De Lima made the statement after reports that members of the Philippine National Police (PNP) have aggressively responded to supposed violations of community guidelines in areas under community quarantine.
“We need to establish better clearer rules of engagement for the enforcement of community quarantine rules. Our police officers are expected to make situational decisions that they are not properly trained to do,” the former justice secretary said.
“Hindi na katanggap-tanggap ang mga napapaulat na paglabag sa mga karapatang pantao sa ngalan ng pagpapatupad ng mga ECQ rules,” she added.
Since the implementation of Enhanced Community Quarantine (ECQ) in mid-March, several incidents of alleged human rights violations committed by members of the PNP have been reported – some of which have resulted to trespassing, grave physical injuries and even death.
Last April 14, former Cpl. Winston Ragos of the Philippine Army was gunned down outside of his residence in Quezon City, after being accosted for violating quarantine protocols, for being confrontational and for allegedly attempting to pull out a firearm on the officers.
A video of another physical altercation between the police and a foreign national in Makati also went viral, which according to reports, have stemmed from the police demanding to fine a housekeeper PhP1,000, for not wearing a face mask while watering plants in front of their property.
It also can be recalled that last April 19, four armed police officers forced their way into a condominium complex in Taguig City sans a warrant and forcefully disbanded residents, including children, who have gathered in an indoor public swimming pool.
“Kailangan ba tutukan ng baril ang mga sibilyan na nakikipagtalo sa opisyal na nagpapatupad ng quarantine? Paano ba ang dapat gawin sa sibilyan na hindi sumusunod sa atas ng opisyal? Paano ba ang dapat gawin sa nagpoprotesta sa pinapatupad na quarantine rules? Dapat bang dakpin ang mga walang facemask?” De Lima, a life-long human rights advocate, asked.
“Since it is the first time that our police officers are enforcing a quarantine, many of them are having problems calibrating their response, treating belligerence as threatening criminal offenses,” she added.
Other local and foreign human rights organizations, including the United Nations, have urged governments around the world to be avoid abusing their powers to commit human rights violations, in guise of anti-COVID-19 restrictions.
United Nations Human Rights Commissioner (UNHRC) Michelle Bachelet has called out the Philippine government, among others, for a “highly militarized response” to violators of quarantine protocols.

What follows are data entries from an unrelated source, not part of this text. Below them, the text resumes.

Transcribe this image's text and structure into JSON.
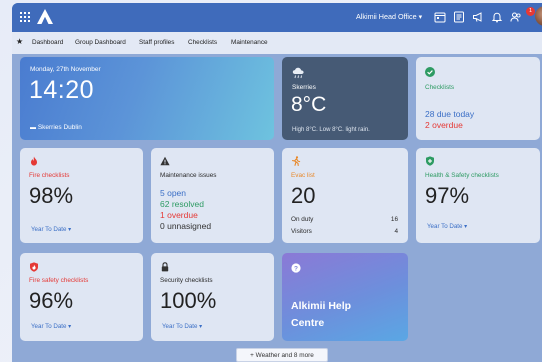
{
  "topbar": {
    "org_selector": "Alkimii Head Office ▾",
    "notification_count": "1",
    "icons": [
      "apps-grid-icon",
      "alkimii-logo",
      "calendar-icon",
      "document-icon",
      "megaphone-icon",
      "bell-icon",
      "people-icon"
    ]
  },
  "nav": {
    "items": [
      "Dashboard",
      "Group Dashboard",
      "Staff profiles",
      "Checklists",
      "Maintenance"
    ]
  },
  "clock": {
    "date": "Monday, 27th November",
    "time": "14:20",
    "location": "Skerries Dublin"
  },
  "weather": {
    "place": "Skerries",
    "temp": "8°C",
    "desc": "High 8°C. Low 8°C. light rain."
  },
  "checklists": {
    "title": "Checklists",
    "due": "28 due today",
    "overdue": "2 overdue",
    "title_color": "#2e9b63",
    "due_color": "#3b6fc6",
    "overdue_color": "#e53935"
  },
  "fire": {
    "title": "Fire checklists",
    "value": "98%",
    "period": "Year To Date ▾",
    "color": "#e53935"
  },
  "maintenance": {
    "title": "Maintenance issues",
    "open": "5 open",
    "resolved": "62 resolved",
    "overdue": "1 overdue",
    "unassigned": "0 unnasigned"
  },
  "evac": {
    "title": "Evac list",
    "value": "20",
    "rows": [
      {
        "label": "On duty",
        "value": "16"
      },
      {
        "label": "Visitors",
        "value": "4"
      }
    ],
    "color": "#e8892b"
  },
  "health_safety": {
    "title": "Health & Safety checklists",
    "value": "97%",
    "period": "Year To Date ▾",
    "color": "#2e9b63"
  },
  "fire_safety": {
    "title": "Fire safety checklists",
    "value": "96%",
    "period": "Year To Date ▾",
    "color": "#e53935"
  },
  "security": {
    "title": "Security checklists",
    "value": "100%",
    "period": "Year To Date ▾"
  },
  "help": {
    "title_line1": "Alkimii Help",
    "title_line2": "Centre"
  },
  "more_button": "+ Weather and 8 more"
}
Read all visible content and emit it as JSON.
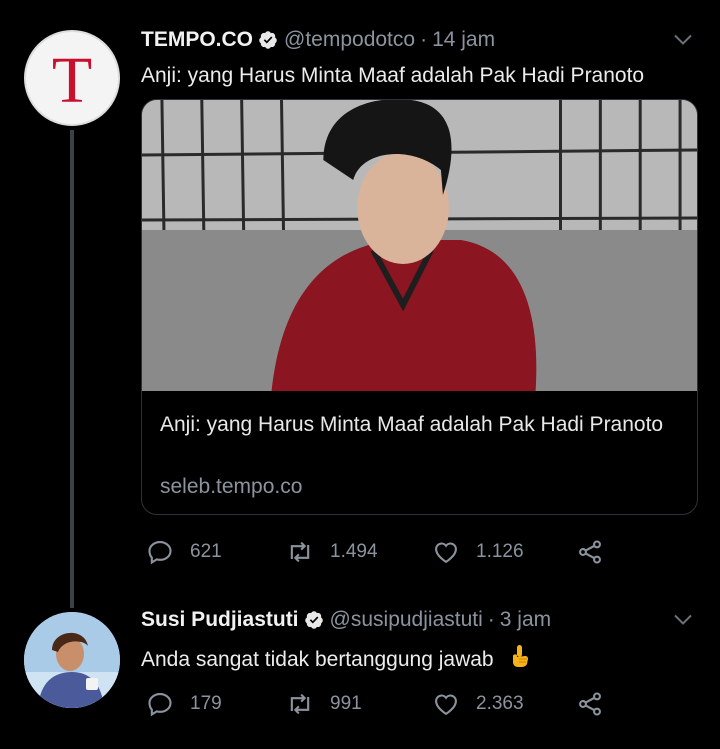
{
  "tweets": [
    {
      "avatar_text": "T",
      "name": "TEMPO.CO",
      "handle": "@tempodotco",
      "separator": "·",
      "time": "14 jam",
      "text": "Anji: yang Harus Minta Maaf adalah Pak Hadi Pranoto",
      "card": {
        "title": "Anji: yang Harus Minta Maaf adalah Pak Hadi Pranoto",
        "domain": "seleb.tempo.co"
      },
      "actions": {
        "replies": "621",
        "retweets": "1.494",
        "likes": "1.126"
      }
    },
    {
      "name": "Susi Pudjiastuti",
      "handle": "@susipudjiastuti",
      "separator": "·",
      "time": "3 jam",
      "text": "Anda sangat tidak bertanggung jawab",
      "emoji": "pointing-up-hand",
      "actions": {
        "replies": "179",
        "retweets": "991",
        "likes": "2.363"
      }
    }
  ],
  "colors": {
    "background": "#000000",
    "secondary_text": "#8b949e",
    "tempo_red": "#c8102e",
    "thread_line": "#3b4148"
  },
  "icons": [
    "verified-badge-icon",
    "chevron-down-icon",
    "reply-icon",
    "retweet-icon",
    "like-icon",
    "share-icon"
  ]
}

“Emergency powers should not be a weapon governments can wield to quash dissent, control the population, and even perpetuate their time in power. They should be used to cope effectively with the pandemic – nothing more, nothing less,” Bachelet was quoted to have said.
The Philippines’ Commission of Human Rights (CHR), on its part, has also urged police and barangay officials tasked to enforce community quarantine rules to be conscious of human rights in their performance of their duties.
“We need to understand that quarantine does not suspend our constitution and human rights. Our police force and our government have the frightening power to destroy human lives, that is why they are given the burden, and the implicit duty, to hold their temper in the face of dissent,” De Lima said.
“It is not helping, as it is most deplorable, that the current occupant in Malacañang publicly instructs our law enforcers to commit violence against quarantine violators,” she added./Stacy Ang